For his service, Hayha was awarded the Cross of Liberty (3rd Class and 4th Class), along with the Medal of Liberty (1st Class and 2nd Class), and Cross of Kollaa Battle. To this day, Hayha remains the deadliest sniper in world history.
Do you agree that Simo Hayha is the deadliest sniper in history?
Suggestions For Further Reading:
Henderson, Charles. Marine Sniper: 93 Confirmed Kills. New York, NY: Penguin, 1988.
Kyle,Chris. American Sniper: The Autobiography of the Most Lethal Sniper in U.S. Military History. New York, New York: Harper Collins Publishers, 2012.
Slawson, Larry. "Carlos Hathcock: The Legendary Marine Sniper." HubPages. 2019.
Articles / Books:
"Adelbert Waldron - Recipient." Military Times Hall Of Valor. Accessed August 06, 2019. https://valor.militarytimes.com/hero/4500.
Henderson, Charles. Marine Sniper: 93 Confirmed Kills. New York, New York: Penguin, 1988.
Greenblatt, Mark Lee. "Two Chris Kyle Stories You Won't See in 'American Sniper'." Military.com. Accessed August 06, 2019. https://www.military.com/special-operations/two-chris-kyle-stories-you-wont-see-in-american-sniper.html.
"Simo Hayha." Finnish Sniper • Simo Hayha • The White Death. Accessed August 06, 2019. https://www.simohayha.com/.
Stillwell, Blake. "This Marine Was The 'American Sniper' Of The Vietnam War." Military.com. Accessed August 06, 2019. https://www.military.com/marine-corps-birthday/carlos-hathcock-famous-marine-corps-sniper.html.
Images / Photographs:
Wikipedia contributors, "Francis Pegahmagabow," Wikipedia, The Free Encyclopedia, https://en.wikipedia.org/w/index.php?title=Francis_Pegahmagabow&oldid=907395284 (accessed July 31, 2019).

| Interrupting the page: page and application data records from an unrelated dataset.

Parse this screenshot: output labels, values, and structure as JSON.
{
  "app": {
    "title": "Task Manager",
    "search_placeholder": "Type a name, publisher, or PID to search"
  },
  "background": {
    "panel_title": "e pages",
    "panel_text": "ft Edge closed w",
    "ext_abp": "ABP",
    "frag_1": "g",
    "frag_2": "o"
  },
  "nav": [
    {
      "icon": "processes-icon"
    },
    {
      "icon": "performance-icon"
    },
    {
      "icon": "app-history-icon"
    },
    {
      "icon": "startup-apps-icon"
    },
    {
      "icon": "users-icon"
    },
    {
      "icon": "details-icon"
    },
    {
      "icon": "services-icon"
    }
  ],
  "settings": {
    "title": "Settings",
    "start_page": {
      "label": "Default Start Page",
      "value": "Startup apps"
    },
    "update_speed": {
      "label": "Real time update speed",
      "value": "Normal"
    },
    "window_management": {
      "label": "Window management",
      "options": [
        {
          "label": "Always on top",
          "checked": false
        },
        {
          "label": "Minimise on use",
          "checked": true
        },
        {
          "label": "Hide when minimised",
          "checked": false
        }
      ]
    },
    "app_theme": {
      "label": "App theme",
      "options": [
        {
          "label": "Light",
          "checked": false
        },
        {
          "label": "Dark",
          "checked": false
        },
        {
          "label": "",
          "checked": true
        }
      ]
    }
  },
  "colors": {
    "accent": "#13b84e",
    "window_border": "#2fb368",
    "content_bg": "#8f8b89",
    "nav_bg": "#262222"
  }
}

Wikipedia contributors, "Fyodor Okhlopkov," Wikipedia, The Free Encyclopedia, https://en.wikipedia.org/w/index.php?title=Fyodor_Okhlopkov&oldid=904526125 (accessed July 31, 2019).
Wikipedia contributors, "Henry Norwest," Wikipedia, The Free Encyclopedia, https://en.wikipedia.org/w/index.php?title=Henry_Norwest&oldid=868954327 (accessed July 31, 2019).
Questions & Answers
© 2019 Larry Slawson